No gatekeepers

While our recent re-org hopes to make this less of a problem today, at the end of 2014, Advisory was still pretty siloed, and it could be very time-consuming to find people in other departments and offices that knew about the space you were interested in, let alone get their time to brief you about it.

In the internal presentation, this was an internal address that went to a shared inbox, where any of the researchers were empowered to respond, provide answers, references, or even take on work directly if they didn’t feel it would impact their business priorities. As a way to reduce friction and give an unconvinced PM no excuse not to reach out to you, it was very successful.

Immediate takeaways

The first delivery of the talk dove right into “Tell them what you’re going to tell them.” The introduction slides were added later, to provide immediate takeaways for motivated product teams.

This list is the (very) short version of a standard set of incremental recommendations that we provided to all interested product teams, providing an outline for increasing rigor in all their design and research processes, and slowly involving all related departments, including sales, support, and others.

Chris Avore’s September 2015 post, Achieve More Research, More Frequently, includes many of the same things our standard internal recommendations did:

This emphasizes for me that enterprise UX is the same all over, which means the more enterprises that publish about their experiences and their solutions, the sooner we can all work on new problems.

Look and feel

Along with the single point of contact, another way we subtly suggested we weren’t playing by the old rules and just carving out turf, was with the presentation itself.

If you poke around on Advisory.com, you’ll see examples of the corporate-branded slide decks and reports, which are super-traditional. Lots of words on slides, because slides were expected to be distributed and read after the fact, etc. Internal presentations tended to go the same way.

The UXR 101 talk has very few slides where the narration includes any of the slide content, so no-one kept their phones out or laptops on once I started clicking through them at a fast clip. Olivia Hayes rightly insisted we didn’t offer a recording; you had to see it live, and I delivered it every month.

The presentation theme itself, designed by Rondal Scott, was super off-brand, enough so that I had to remove the Advisory branding for the public release. But, all of these things add up, and help convince people you’re genuinely doing something in a new way.


I mentioned two particular Lean UX NYC 2015 talks earlier:

If you’re in the enterprise space and need to relate to and empathize with product managers and development managers, you could do worse things with your time than watching all of the videos Will Evans has posted from it.

The PM quotes early in the talk were chosen by Olivia Hayes and Erin Howard, and came from:

Other PM-related essays that were cited in earlier versions of the talk included:

The books were:

Desirée Sy’s original dual-track SCRUM paper is here:

If they had existed when we were doing this work two years ago, Chris Avore’s essays would have been very useful references, and I highly recommend them for enterprise teams today, as we saw all of these same things come up at Advisory:


Olivia Hayes, Erin Howard, and Chris Allison did most of the editing and review for the deck, and I am indebted to them for it.

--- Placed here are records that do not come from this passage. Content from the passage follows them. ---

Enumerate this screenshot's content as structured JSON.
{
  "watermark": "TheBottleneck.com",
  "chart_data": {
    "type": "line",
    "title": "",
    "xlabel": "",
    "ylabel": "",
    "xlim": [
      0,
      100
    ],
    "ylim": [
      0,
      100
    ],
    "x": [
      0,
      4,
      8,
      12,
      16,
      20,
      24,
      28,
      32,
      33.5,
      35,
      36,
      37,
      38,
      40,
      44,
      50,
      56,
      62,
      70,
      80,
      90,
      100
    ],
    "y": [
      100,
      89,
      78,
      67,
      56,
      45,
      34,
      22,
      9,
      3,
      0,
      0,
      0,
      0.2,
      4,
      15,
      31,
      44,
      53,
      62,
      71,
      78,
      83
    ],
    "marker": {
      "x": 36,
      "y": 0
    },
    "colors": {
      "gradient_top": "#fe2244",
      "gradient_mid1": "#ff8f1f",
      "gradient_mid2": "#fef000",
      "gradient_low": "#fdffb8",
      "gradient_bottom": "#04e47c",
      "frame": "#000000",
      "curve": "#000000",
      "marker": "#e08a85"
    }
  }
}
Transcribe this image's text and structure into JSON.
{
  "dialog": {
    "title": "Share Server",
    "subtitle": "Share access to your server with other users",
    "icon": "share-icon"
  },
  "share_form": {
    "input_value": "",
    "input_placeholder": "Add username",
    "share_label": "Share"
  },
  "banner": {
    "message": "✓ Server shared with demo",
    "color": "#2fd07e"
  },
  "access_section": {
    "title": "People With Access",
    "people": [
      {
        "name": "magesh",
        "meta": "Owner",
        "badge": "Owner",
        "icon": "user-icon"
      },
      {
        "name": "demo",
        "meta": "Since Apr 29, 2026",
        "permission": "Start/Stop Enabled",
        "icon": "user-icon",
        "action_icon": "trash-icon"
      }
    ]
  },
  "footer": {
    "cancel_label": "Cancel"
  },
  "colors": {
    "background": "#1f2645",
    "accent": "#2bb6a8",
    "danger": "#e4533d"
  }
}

Dorian Freeman, Susan Farrell, and Dan Turner, from the Designer Hangout Slack, offered feedback on this essay, and I sincerely appreciate it.

If you have questions, my contact information is on the home page, and I’m @vitorio on the Designer Hangout Slack in #topic_enterprise.

It’s July 7, 2016, thanks for your attention.